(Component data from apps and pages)
————————

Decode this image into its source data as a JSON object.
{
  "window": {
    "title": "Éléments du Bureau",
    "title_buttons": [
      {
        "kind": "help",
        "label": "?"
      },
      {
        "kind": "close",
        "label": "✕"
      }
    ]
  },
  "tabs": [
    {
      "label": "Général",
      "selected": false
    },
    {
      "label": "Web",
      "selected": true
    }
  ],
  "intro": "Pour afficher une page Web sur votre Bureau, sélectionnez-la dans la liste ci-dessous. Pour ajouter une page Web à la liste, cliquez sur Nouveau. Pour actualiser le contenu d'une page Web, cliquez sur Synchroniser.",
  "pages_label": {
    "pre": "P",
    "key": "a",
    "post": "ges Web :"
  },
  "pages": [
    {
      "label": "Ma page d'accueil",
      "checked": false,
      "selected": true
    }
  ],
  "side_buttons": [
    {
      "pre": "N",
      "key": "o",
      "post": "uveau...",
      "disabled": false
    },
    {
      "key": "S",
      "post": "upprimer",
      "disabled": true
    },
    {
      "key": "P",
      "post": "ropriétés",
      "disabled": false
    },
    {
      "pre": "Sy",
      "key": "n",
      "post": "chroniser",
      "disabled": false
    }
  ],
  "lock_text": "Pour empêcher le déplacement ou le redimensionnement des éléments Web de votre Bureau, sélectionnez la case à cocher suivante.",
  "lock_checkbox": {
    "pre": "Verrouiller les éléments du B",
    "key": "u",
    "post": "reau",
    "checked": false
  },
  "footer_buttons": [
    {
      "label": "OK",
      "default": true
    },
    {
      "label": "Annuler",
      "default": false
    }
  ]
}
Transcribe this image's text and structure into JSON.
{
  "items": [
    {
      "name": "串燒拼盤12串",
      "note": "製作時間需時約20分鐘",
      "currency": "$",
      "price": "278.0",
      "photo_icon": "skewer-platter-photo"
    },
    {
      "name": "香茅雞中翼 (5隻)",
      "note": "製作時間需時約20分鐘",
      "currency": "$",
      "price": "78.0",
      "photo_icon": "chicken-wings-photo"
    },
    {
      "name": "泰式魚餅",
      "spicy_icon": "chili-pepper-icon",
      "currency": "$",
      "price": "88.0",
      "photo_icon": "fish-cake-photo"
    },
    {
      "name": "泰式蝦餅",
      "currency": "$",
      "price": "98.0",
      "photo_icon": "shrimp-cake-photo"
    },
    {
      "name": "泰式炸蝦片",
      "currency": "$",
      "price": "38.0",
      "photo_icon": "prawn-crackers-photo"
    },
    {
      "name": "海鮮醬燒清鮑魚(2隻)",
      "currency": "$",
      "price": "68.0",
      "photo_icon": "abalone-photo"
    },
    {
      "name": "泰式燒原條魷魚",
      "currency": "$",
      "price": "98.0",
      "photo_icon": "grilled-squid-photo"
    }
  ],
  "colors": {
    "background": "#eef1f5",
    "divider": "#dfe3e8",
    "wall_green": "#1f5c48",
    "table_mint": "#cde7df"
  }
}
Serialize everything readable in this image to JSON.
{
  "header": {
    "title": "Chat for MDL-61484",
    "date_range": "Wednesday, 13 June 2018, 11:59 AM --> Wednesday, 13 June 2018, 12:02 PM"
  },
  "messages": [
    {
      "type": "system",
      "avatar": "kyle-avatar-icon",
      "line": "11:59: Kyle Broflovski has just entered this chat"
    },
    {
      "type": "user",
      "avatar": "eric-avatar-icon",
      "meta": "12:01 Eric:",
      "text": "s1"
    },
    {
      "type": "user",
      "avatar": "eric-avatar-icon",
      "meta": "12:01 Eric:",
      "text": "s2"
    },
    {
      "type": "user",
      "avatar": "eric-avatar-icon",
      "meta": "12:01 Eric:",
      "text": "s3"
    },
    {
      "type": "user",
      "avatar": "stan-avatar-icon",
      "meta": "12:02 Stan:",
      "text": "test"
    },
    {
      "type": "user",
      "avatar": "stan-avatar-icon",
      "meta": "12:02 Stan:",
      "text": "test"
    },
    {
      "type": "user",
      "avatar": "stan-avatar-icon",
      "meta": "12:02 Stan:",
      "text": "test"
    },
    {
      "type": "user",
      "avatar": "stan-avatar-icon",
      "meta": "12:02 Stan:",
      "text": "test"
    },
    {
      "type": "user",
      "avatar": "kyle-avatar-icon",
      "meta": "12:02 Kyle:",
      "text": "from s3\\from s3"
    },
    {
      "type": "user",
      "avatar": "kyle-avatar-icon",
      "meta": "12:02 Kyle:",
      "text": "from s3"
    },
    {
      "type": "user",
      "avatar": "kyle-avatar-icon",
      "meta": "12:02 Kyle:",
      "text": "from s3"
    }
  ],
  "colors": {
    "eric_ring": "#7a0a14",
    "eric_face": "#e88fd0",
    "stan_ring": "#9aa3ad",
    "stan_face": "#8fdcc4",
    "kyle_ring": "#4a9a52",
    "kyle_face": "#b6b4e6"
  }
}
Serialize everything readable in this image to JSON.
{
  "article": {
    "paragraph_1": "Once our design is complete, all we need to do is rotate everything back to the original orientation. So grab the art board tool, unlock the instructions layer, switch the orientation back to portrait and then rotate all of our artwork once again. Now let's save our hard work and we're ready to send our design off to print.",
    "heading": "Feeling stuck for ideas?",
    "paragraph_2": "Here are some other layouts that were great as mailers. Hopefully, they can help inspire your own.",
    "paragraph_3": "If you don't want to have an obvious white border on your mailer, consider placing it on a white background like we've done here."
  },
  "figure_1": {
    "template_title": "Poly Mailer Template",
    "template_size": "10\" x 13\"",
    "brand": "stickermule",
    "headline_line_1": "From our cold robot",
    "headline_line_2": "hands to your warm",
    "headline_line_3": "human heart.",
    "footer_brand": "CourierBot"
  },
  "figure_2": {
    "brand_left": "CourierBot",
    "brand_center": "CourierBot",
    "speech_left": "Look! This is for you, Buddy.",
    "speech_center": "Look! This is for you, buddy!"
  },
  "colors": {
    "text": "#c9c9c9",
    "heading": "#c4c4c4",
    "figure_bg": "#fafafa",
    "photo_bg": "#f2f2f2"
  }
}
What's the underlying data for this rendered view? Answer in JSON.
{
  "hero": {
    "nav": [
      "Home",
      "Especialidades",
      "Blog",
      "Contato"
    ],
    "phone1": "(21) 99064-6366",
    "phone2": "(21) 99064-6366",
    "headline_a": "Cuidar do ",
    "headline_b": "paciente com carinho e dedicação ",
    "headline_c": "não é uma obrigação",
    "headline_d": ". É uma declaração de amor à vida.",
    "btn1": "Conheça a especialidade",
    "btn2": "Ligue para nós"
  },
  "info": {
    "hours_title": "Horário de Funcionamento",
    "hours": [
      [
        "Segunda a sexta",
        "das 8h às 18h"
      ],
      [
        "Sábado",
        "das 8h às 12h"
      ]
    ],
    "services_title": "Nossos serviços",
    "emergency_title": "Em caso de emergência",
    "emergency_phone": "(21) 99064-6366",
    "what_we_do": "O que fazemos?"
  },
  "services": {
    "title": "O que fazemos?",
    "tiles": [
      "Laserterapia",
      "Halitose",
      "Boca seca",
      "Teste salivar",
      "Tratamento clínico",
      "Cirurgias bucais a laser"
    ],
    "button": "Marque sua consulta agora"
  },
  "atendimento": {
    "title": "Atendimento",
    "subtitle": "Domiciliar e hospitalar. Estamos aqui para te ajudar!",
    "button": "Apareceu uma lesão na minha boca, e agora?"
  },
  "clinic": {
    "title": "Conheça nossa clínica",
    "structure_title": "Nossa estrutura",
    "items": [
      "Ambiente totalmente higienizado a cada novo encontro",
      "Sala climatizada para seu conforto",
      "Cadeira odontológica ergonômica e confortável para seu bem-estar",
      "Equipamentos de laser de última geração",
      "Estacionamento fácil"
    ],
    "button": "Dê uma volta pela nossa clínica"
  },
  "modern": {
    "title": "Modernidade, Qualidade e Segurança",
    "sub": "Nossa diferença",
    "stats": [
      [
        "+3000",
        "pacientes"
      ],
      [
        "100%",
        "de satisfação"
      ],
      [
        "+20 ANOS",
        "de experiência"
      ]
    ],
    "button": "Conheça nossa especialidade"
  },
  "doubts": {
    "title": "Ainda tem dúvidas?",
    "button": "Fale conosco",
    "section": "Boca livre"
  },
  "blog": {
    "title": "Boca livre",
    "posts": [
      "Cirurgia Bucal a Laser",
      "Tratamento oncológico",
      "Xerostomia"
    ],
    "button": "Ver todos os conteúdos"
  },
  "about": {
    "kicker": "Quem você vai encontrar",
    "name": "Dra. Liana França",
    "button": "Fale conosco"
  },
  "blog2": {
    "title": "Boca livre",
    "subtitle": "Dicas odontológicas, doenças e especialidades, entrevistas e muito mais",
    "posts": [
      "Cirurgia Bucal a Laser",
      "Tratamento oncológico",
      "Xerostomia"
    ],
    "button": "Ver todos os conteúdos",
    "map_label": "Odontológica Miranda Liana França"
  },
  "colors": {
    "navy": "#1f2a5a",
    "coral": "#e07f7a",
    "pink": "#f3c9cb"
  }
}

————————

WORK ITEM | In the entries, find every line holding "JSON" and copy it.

OUTPUT FOR THIS EXERCISE |
Decode this image into its source data as a JSON object.
Transcribe this image's text and structure into JSON.
Serialize everything readable in this image to JSON.
Serialize everything readable in this image to JSON.
What's the underlying data for this rendered view? Answer in JSON.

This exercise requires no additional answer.